South Africa’s ruling ANC predicted it would sweep national elections this week on promises to build more houses, create jobs and eradicate inequality, but opponents warned of a shock for a party they said was arrogant after 20 years in power.
An Ipsos poll in the Sunday Times newspaper suggested the ANC would win 63.9 percent of the vote, down from 65.9 percent five years ago and short of the two-thirds majority needed in parliament to push through changes to the constitution.
Analysts and critics say Nelson Mandela’s movement has lost support due to rising anger among its mainly black supporters over the slow delivery of adequate housing, sanitation, quality education and jobs.
“The ANC lives, the ANC leads. We will be victorious on May 7,” President Jacob Zuma told tens of thousands of supporters at the African National Congress’s final rally ahead of Wednesday’s vote, where it should gain another five-year mandate to govern.
“The ANC has the history, experience, political will, capacity and the determination to … take South Africa forward,” said Zuma, dressed in yellow, green and black party regalia.

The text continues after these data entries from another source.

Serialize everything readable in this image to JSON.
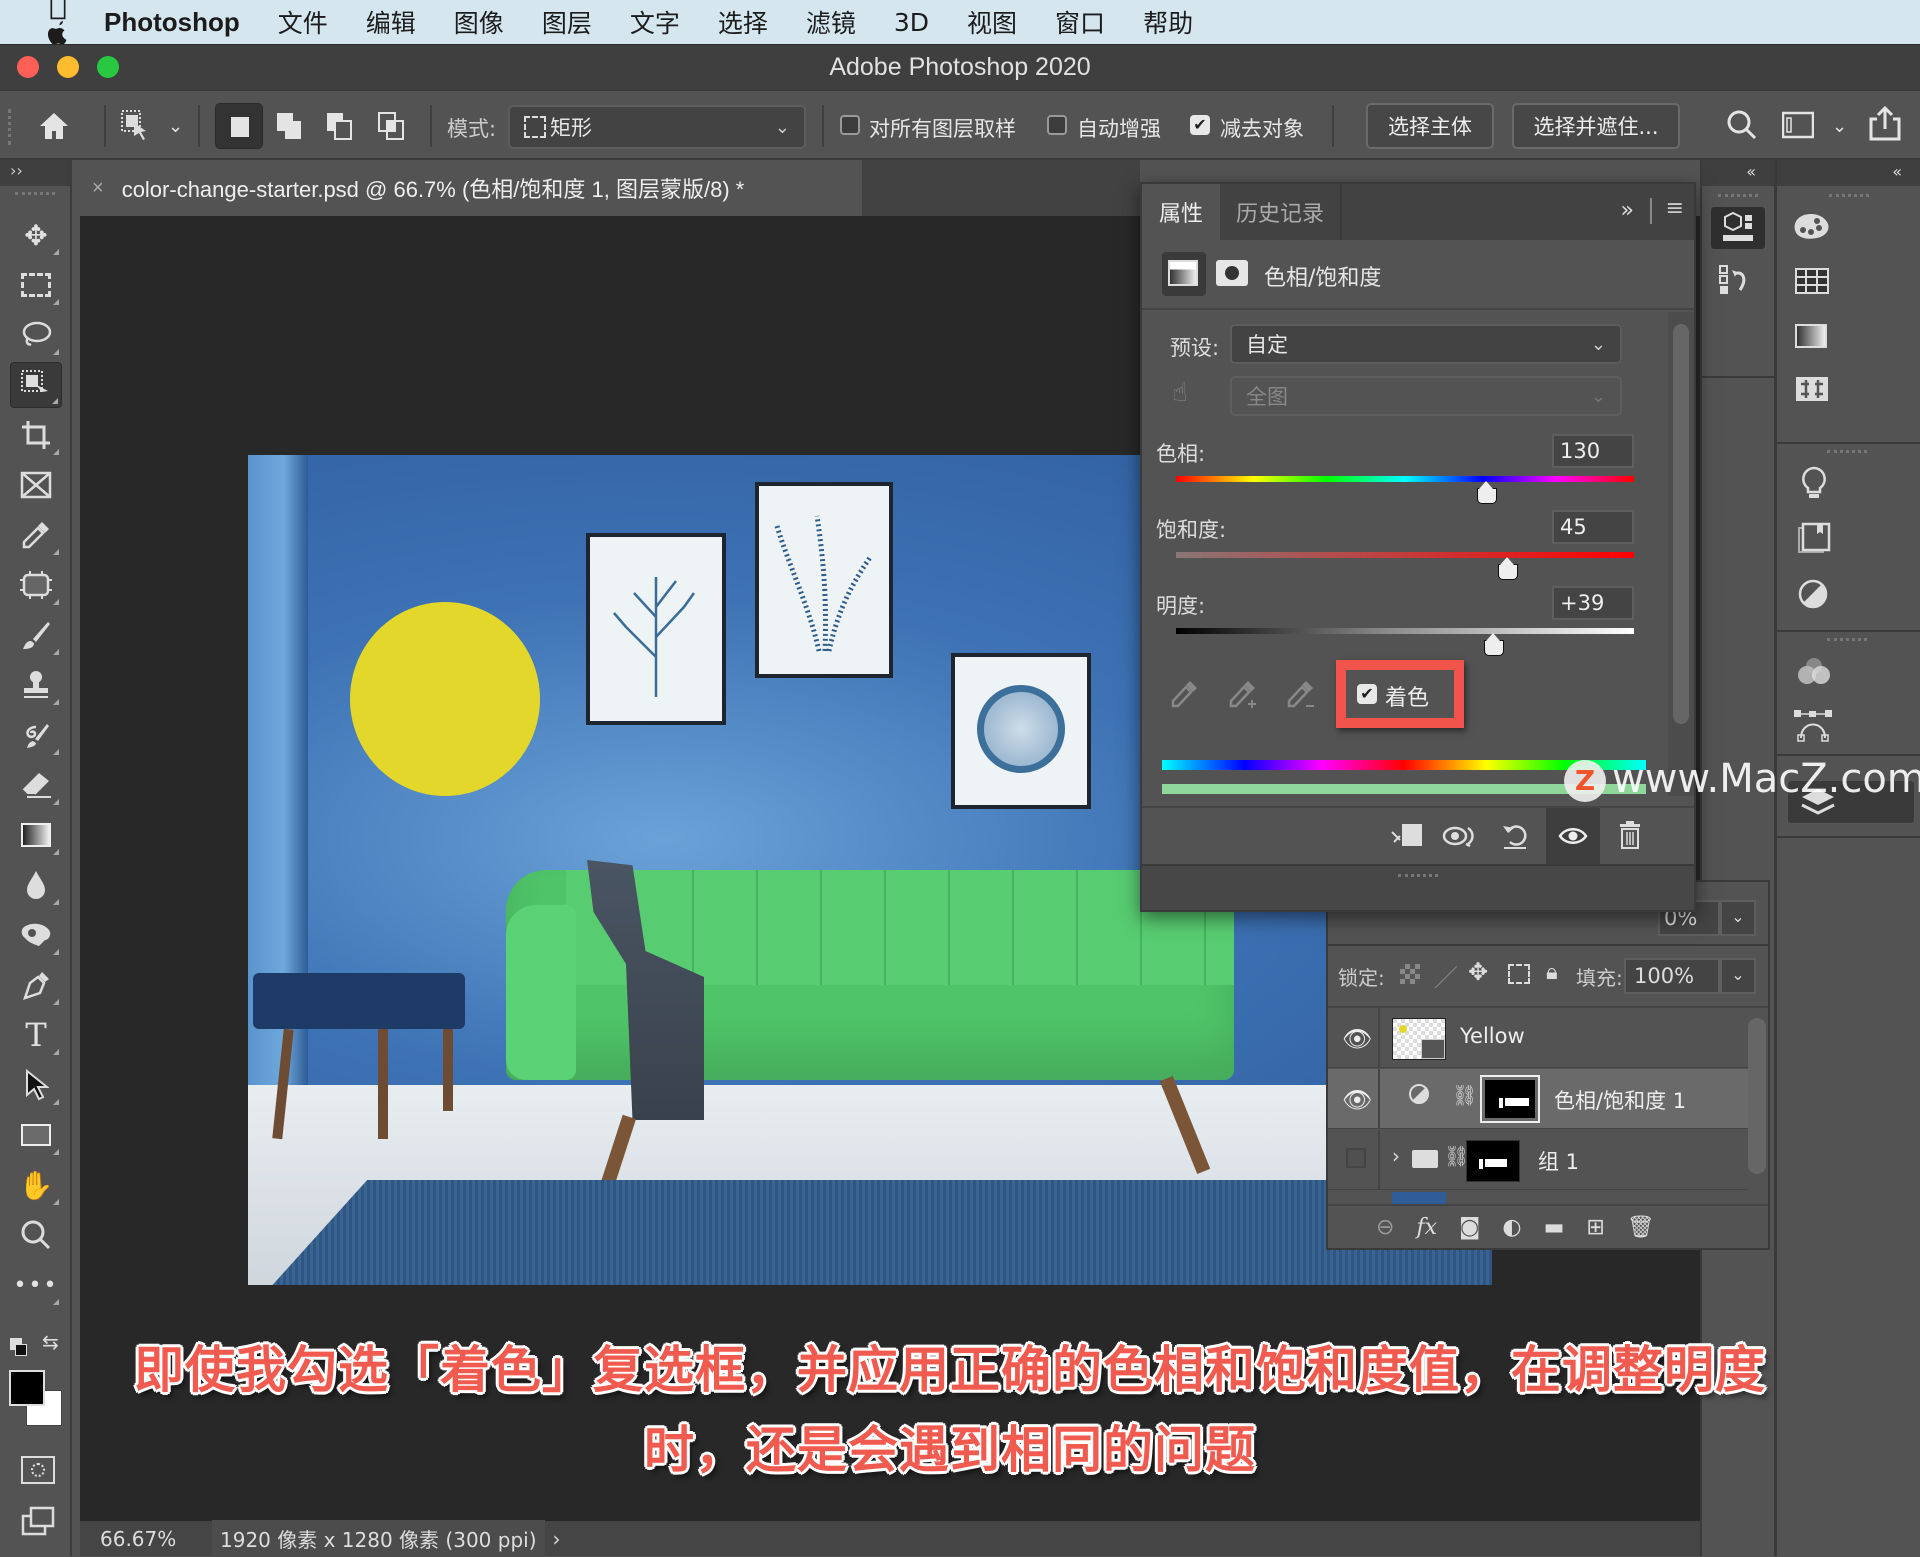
{
  "menubar": {
    "apple": "",
    "app": "Photoshop",
    "items": [
      "文件",
      "编辑",
      "图像",
      "图层",
      "文字",
      "选择",
      "滤镜",
      "3D",
      "视图",
      "窗口",
      "帮助"
    ]
  },
  "window": {
    "title": "Adobe Photoshop 2020"
  },
  "options": {
    "mode_label": "模式:",
    "mode_value": "矩形",
    "sample_all_layers": {
      "label": "对所有图层取样",
      "checked": false
    },
    "auto_enhance": {
      "label": "自动增强",
      "checked": false
    },
    "subtract_object": {
      "label": "减去对象",
      "checked": true
    },
    "select_subject": "选择主体",
    "select_and_mask": "选择并遮住..."
  },
  "document": {
    "tab_title": "color-change-starter.psd @ 66.7% (色相/饱和度 1, 图层蒙版/8) *",
    "close": "×"
  },
  "statusbar": {
    "zoom": "66.67%",
    "info": "1920 像素 x 1280 像素 (300 ppi)",
    "arrow": "›"
  },
  "properties": {
    "tabs": [
      "属性",
      "历史记录"
    ],
    "active_tab": "属性",
    "collapse": "»",
    "adjustment_title": "色相/饱和度",
    "preset_label": "预设:",
    "preset_value": "自定",
    "range_value": "全图",
    "hue": {
      "label": "色相:",
      "value": "130",
      "fraction": 0.68
    },
    "saturation": {
      "label": "饱和度:",
      "value": "45",
      "fraction": 0.725
    },
    "lightness": {
      "label": "明度:",
      "value": "+39",
      "fraction": 0.695
    },
    "colorize": {
      "label": "着色",
      "checked": true
    },
    "highlight_color": "#f0544a"
  },
  "layers": {
    "opacity_partial": "0%",
    "lock_label": "锁定:",
    "fill_label": "填充:",
    "fill_value": "100%",
    "rows": [
      {
        "name": "Yellow",
        "visible": true,
        "type": "smart-object"
      },
      {
        "name": "色相/饱和度 1",
        "visible": true,
        "type": "adjustment",
        "selected": true
      },
      {
        "name": "组 1",
        "visible": false,
        "type": "group"
      }
    ]
  },
  "panels": {
    "collapse_left": "«",
    "collapse_right": "«"
  },
  "caption": {
    "line1": "即使我勾选「着色」复选框，并应用正确的色相和饱和度值，在调整明度",
    "line2": "时，还是会遇到相同的问题"
  },
  "watermark": {
    "text": "www.MacZ.com",
    "logo": "Z"
  },
  "colors": {
    "accent_red": "#f0544a",
    "sofa_green": "#4fc468",
    "wall_blue": "#3b6faf",
    "sun_yellow": "#e4d72b"
  }
}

He told a packed Johannesburg stadium that the party would focus the next five years on improving education and health, developing rural areas, pressing on with land reforms, fighting crime, creating jobs and transforming an economy still saddled with racial inequalities.
The Ipsos poll suggested the main opposition Democratic Alliance would increase its share of the vote to 23.7 percent from 16.7 percent. The Economic Freedom Fighters, a radical leftist party led by former ANC youth leader Julius Malema, was expected to garner 4.7 percent in its election debut.
Malema on Sunday reiterated his party’s intent to nationalise the country’s mines, provide free education and enforce a mininum wage, messages that have resonated with poor blacks resentful that whites still control the bulk of the economy two decades after the end of white-minority rule.
At a Democratic Alliance rally on Saturday, party chiefs said Zuma’s administration, dogged by charges of rampant corruption, had veered off track and failed to build on progress made under Mandela, South Africa’s first black president, and his successor Thabo Mbeki.
“The ANC has become arrogant because they believe that the voters will carry on voting for them, whatever they do. Well, they are in for a big shock on Wednesday,” party leader Helen Zille told supporters.
Zuma’s personal approval rating ahead of the vote has been dented by a report by South Africa’s top anti-corruption watchdog that he benefited unduly from a $21 million state-funded security upgrade to his private home.